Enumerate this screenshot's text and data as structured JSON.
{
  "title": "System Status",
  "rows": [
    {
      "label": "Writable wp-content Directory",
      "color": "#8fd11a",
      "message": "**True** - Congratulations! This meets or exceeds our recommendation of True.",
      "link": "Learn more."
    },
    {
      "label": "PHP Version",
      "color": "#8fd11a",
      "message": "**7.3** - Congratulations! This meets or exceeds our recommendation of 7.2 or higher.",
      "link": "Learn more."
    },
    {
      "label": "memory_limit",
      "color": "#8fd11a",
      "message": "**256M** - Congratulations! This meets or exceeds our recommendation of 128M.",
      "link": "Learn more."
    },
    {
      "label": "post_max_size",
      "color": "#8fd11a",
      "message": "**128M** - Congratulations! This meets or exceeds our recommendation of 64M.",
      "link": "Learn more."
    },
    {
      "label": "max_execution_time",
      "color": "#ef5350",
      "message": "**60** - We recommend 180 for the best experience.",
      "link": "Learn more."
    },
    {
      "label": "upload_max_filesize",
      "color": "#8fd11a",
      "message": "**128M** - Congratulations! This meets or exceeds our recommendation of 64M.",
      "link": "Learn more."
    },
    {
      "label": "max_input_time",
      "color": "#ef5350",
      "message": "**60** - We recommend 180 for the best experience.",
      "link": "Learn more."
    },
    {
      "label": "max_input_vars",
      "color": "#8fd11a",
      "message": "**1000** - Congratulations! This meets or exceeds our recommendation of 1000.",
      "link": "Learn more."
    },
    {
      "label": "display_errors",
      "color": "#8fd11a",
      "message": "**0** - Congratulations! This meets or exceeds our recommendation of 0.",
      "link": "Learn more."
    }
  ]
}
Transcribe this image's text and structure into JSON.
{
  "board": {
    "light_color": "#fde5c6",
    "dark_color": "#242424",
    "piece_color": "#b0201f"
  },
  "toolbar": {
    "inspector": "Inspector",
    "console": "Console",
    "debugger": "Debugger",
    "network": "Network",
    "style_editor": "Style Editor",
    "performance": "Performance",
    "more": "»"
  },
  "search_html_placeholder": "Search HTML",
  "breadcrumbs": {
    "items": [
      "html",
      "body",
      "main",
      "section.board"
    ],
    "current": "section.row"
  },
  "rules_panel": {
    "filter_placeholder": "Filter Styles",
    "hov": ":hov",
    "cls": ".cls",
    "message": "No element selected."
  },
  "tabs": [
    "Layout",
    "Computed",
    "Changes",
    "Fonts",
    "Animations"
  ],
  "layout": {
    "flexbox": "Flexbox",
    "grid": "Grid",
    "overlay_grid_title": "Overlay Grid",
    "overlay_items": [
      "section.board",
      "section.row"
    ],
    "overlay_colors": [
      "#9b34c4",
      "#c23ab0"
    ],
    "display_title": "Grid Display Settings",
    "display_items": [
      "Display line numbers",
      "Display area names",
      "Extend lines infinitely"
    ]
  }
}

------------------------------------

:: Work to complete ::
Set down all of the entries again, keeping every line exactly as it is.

:: Answer to this problem ::
Enumerate this screenshot's text and data as structured JSON.
{
  "title": "System Status",
  "rows": [
    {
      "label": "Writable wp-content Directory",
      "color": "#8fd11a",
      "message": "**True** - Congratulations! This meets or exceeds our recommendation of True.",
      "link": "Learn more."
    },
    {
      "label": "PHP Version",
      "color": "#8fd11a",
      "message": "**7.3** - Congratulations! This meets or exceeds our recommendation of 7.2 or higher.",
      "link": "Learn more."
    },
    {
      "label": "memory_limit",
      "color": "#8fd11a",
      "message": "**256M** - Congratulations! This meets or exceeds our recommendation of 128M.",
      "link": "Learn more."
    },
    {
      "label": "post_max_size",
      "color": "#8fd11a",
      "message": "**128M** - Congratulations! This meets or exceeds our recommendation of 64M.",
      "link": "Learn more."
    },
    {
      "label": "max_execution_time",
      "color": "#ef5350",
      "message": "**60** - We recommend 180 for the best experience.",
      "link": "Learn more."
    },
    {
      "label": "upload_max_filesize",
      "color": "#8fd11a",
      "message": "**128M** - Congratulations! This meets or exceeds our recommendation of 64M.",
      "link": "Learn more."
    },
    {
      "label": "max_input_time",
      "color": "#ef5350",
      "message": "**60** - We recommend 180 for the best experience.",
      "link": "Learn more."
    },
    {
      "label": "max_input_vars",
      "color": "#8fd11a",
      "message": "**1000** - Congratulations! This meets or exceeds our recommendation of 1000.",
      "link": "Learn more."
    },
    {
      "label": "display_errors",
      "color": "#8fd11a",
      "message": "**0** - Congratulations! This meets or exceeds our recommendation of 0.",
      "link": "Learn more."
    }
  ]
}
Transcribe this image's text and structure into JSON.
{
  "board": {
    "light_color": "#fde5c6",
    "dark_color": "#242424",
    "piece_color": "#b0201f"
  },
  "toolbar": {
    "inspector": "Inspector",
    "console": "Console",
    "debugger": "Debugger",
    "network": "Network",
    "style_editor": "Style Editor",
    "performance": "Performance",
    "more": "»"
  },
  "search_html_placeholder": "Search HTML",
  "breadcrumbs": {
    "items": [
      "html",
      "body",
      "main",
      "section.board"
    ],
    "current": "section.row"
  },
  "rules_panel": {
    "filter_placeholder": "Filter Styles",
    "hov": ":hov",
    "cls": ".cls",
    "message": "No element selected."
  },
  "tabs": [
    "Layout",
    "Computed",
    "Changes",
    "Fonts",
    "Animations"
  ],
  "layout": {
    "flexbox": "Flexbox",
    "grid": "Grid",
    "overlay_grid_title": "Overlay Grid",
    "overlay_items": [
      "section.board",
      "section.row"
    ],
    "overlay_colors": [
      "#9b34c4",
      "#c23ab0"
    ],
    "display_title": "Grid Display Settings",
    "display_items": [
      "Display line numbers",
      "Display area names",
      "Extend lines infinitely"
    ]
  }
}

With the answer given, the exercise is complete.